1797 Major Dubied purchased the formula for an 'absinthe elixir' and together with his son, Henri-Louis Pernod sets up an absinthe factory in Switzerland.
1798 The first American vineyard was planted in Lexington, Kentucky.
1798 Sir Benjamin Lee Guinness was born. He was the son of Arthur Guinness, and joined the family brewing business. When his father died, he became sole owner and built up the business. He was also elected Lord Mayor of Dublin in 1851.
1799 John Lindley was born (died Nov 1, 1865). British botanist and horticulturist. Wrote 'The Theory and Practice of Horticulture' (1840) and 'The Vegetable Kingdom' (1846).
1799 Michael Thomas Bass, Jr. was born (died April 29, 1884). Grandson of Bass Brewery founder, William Bass. He took control of the company in 1827, and by 1881 Bass was the largest brewery in the world.
1799 James Hetheringoton, a London haberdasher, supposedly created the top hat. A large crowd gathered to see this new hat, and he was charged with disturbing the peace (charges were later dropped). (Similar hats had been created as early as 1793).
1799 David Douglas was born (died 1834). A Scottish botanist, he collected plants in Scotland, North America and Hawaii. The Douglas Fir is named for him.
1799 Joseph Dixon was born. An American inventor and manufacturer. Among his many accomplishments, he produced the first pencil made in the U.S.
1799 Eliakim Spooner of Vermont patented a gravity feed seed planting machine. It was not until 1840 that a truly practical seed planting machine was developed.
1799 The first U.S. weights and measures law was passed by Congress. Actually it did not set standards, but rather required the surveyor of each port to test and correct the instruments and weights used to calculate duties on imports. Basically each surveyor was on his own in setting the standards to be tested.
1799 Honore de Balzac Born. French author. Balzac would lock himself away during creative bursts, drinking coffee and eating only fruit and eggs. When he finally took a break, he was known to consume huge quantities of food. One report recalls that at the Véry restaurant he ate "a hundred Ostend oysters, twelve cutlets of salt-meadow mutton, a duck with turnips, two partridges and a Normandy sole," not to mention the desserts, fruit and liqueurs he finished up with.
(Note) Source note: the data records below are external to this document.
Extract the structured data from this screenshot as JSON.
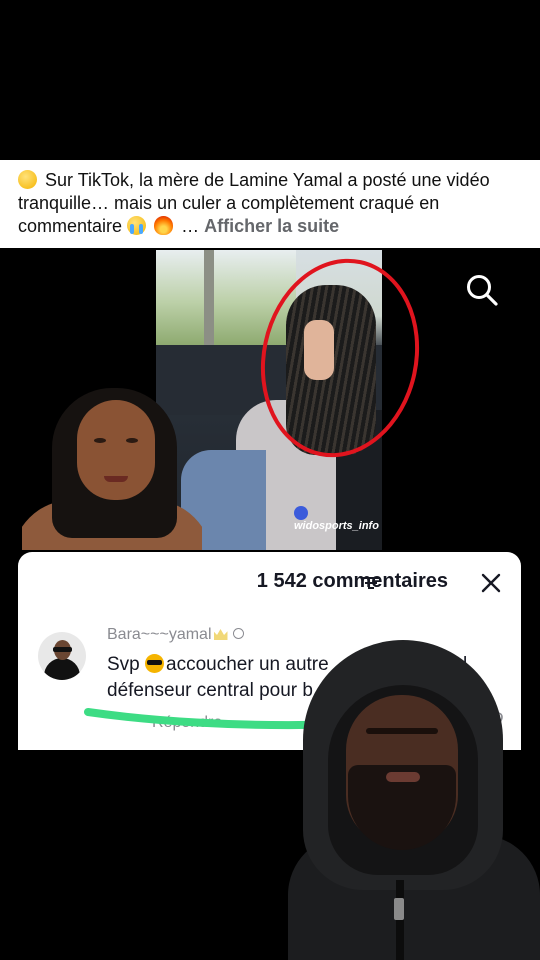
{
  "post": {
    "caption": "Sur TikTok, la mère de Lamine Yamal a posté une vidéo tranquille… mais un culer a complètement craqué en commentaire",
    "ellipsis": "…",
    "see_more": "Afficher la suite",
    "emojis": [
      "rofl-emoji",
      "loudly-crying-emoji",
      "fire-emoji"
    ]
  },
  "video": {
    "watermark": "widosports_info",
    "highlight_color": "#e0141e"
  },
  "comments_panel": {
    "count_label": "1 542 commentaires",
    "comment": {
      "username": "Bara~~~yamal",
      "text_before_emoji": "Svp",
      "text_after_emoji": "accoucher un autre ",
      "text_hidden_tail": "amal",
      "line2": "défenseur central pour b",
      "reply_label": "Répondre"
    },
    "underline_color": "#3ddc84"
  }
}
1799 Eliza Acton Born. She wrote the first cookbook for the housewife, rather than for the professional chef.
1799 Joseph-Louis Proust, a French chemist, extracted sugar from grapes, and proved it identical to sugar extracted from honey.